Maitreesh Ghatak is a professor of economics at the London School of Economics, and regularly writes about economic and political issues with a specific focus on India. He begins his search for an answer to the question posed in the title of this piece by noting the multitude of poverty alleviation programs already active in India and their various successes and drawbacks. One possible solution arising from a broad societal debate on these issues is a Universal Basic Income (UBI). A UBI, thanks to its unconditional nature, would address two of the biggest problems with conventional programs – exclusion error (people not receiving a benefit who should) and inclusion error (people receiving a benefit who should not).
Ghatak continues by discussing some possible catches to the UBI approach. A universal program, such as UBI, would most likely be expensive and require spending cuts or increased taxes so as not to add to the fiscal burden. Ghatak notes, however, that increasing the tax base in India is a necessary fiscal reform for development, regardless of whether UBI is adopted. Furthermore, he notes, recent experience with implementing cash transfers in several states has been sobering, but these are logistical issues, in Ghatak’s view, rather than fundamental problems with cash transfers. Finally, Ghatak mentions the common worry that the poor might not spend such money wisely, and directs the reader to evidence that such concern is unfounded. Ultimately, he sees none of these potential issues as insurmountable, offering various counterarguments.
The article concludes by mentioning a number of standard argumentative pitfalls in discussing UBI, and offers the following advice to those evaluating its desirability:
All policies have their pros and cons, so it is important to focus on their relative costs and benefits.
One size does not fit all. We should be open to the possibility that different policies could work well in different contexts.
There is no magic pill that will cure all problems. As Ghatak aptly puts it: “To give an analogy, giving certain nutritional supplements may help a person who is ill to gain some strength, but it will not cure any disease, nor will it make the person an athlete.“

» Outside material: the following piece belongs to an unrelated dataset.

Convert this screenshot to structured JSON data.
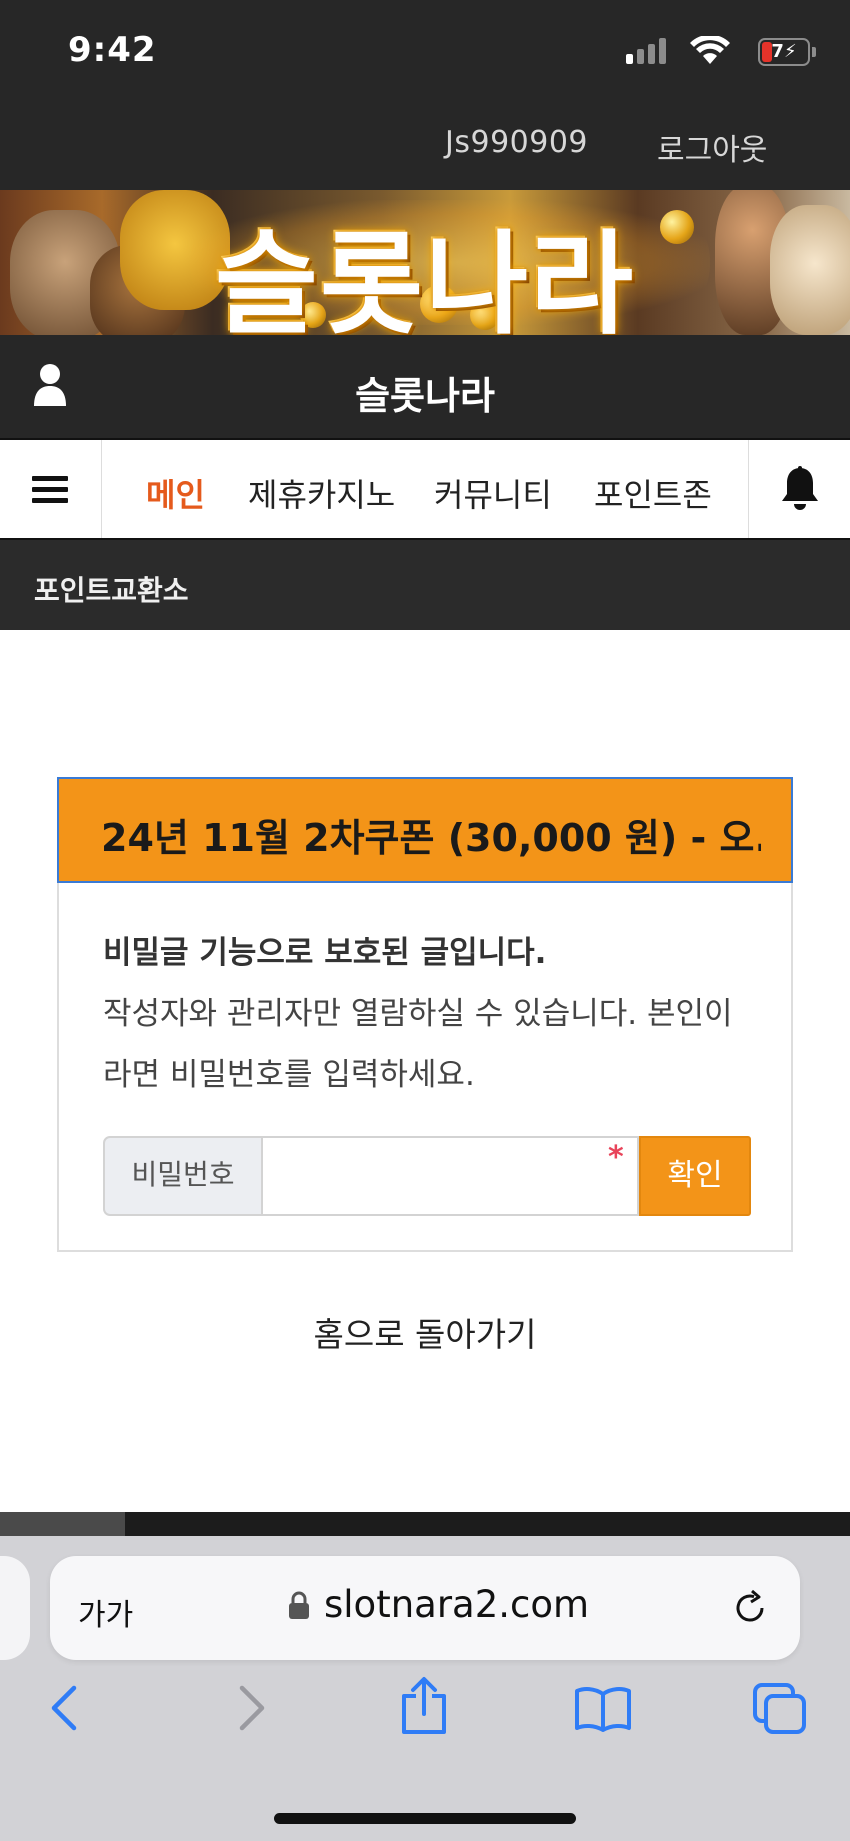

One of the biggest objections to the universal basic income, especially from libertarians and conservatives, is that it is far too costly to implement. Among OECD countries, however, this is largely untrue.
The Economist recently unveiled a Basic Income Calculator that can illustrate how much each person could receive under a UBI by scrapping existing non-health related welfare. The United States would be able to achieve a $6,300 basic income.
To reach a $10,000 basic income, the U.S. government would need to use an additional seven percent of GDP. This would still keep the United States at welfare spending below many other OECD countries as a percentage of GDP.
Seven countries already spend more than $10,000 per person on non-health welfare and could decrease their spending under a UBI.
To see the full Economist basic income calculator, click here.
Data Team, “Daily chart: Universal basic income in the OECD”, The Economist, June 3, 2016.
The pie is growing bigger, there is no guarantee that everyone will benefit if we leave the market alone. In fact, if anything, we think that not everyone will benefit if we leave the market alone. So we need to develop a new system of redistributions, new policies that will redistribute inevitably from those that the market would have rewarded in favour of those that the market would have left behind. Now, having a universal minimum income is one of those ways, in fact, it is one I am very much in favour of, as long as we know how to apply it without taking away incentive to work at the lower end of the market.
[Transcribed by Toru Yamamori from the video. Any inaccuracy belongs to him.]
The session ‘A World Without Work’ was held in partnership with NHK, the Japanese national broadcasting agency. In addition to Pissarides, participants included:
Erik Brynjolfsson, Director, MIT Initiative on the Digital Economy, MIT – Sloan School of Management, USA
Yoshiaki Fujimori, President and Chief Executive Officer, LIXIL Group, Japan
Dileep George, Co-Founder and Chief Technology Officer, Vicarious, USA
Troels Lund Poulsen, Minister for Business and Growth of Denmark
The session was moderated by Hiroko Kuniya, an anchor for NHK and other speakers also discussed basic income. You can watch the highlights form the panel here:
The 2020 BIEN Congress was to be held in Brisbane in Australia from the 28th to the 30th September 2020. Due to the coronavirus outbreak, the event has been cancelled. BIEN’s Executive Committee and the Scottish and Australian congress Local Organising Committees have agreed the following statement: ‘The Scottish and Australian Congress Local Organisation Committees have agreed that the current plan is to hold the 2021 BIEN congress in Scotland and the 2022 BIEN congress in Australia.’
A Basic Income is a periodic cash payment unconditionally delivered to all on an individual basis, without means-test or work requirement. Read more
A series of conversations from around the world that explore the relationship between the Covid-19 pandemic and Basic Income. Read more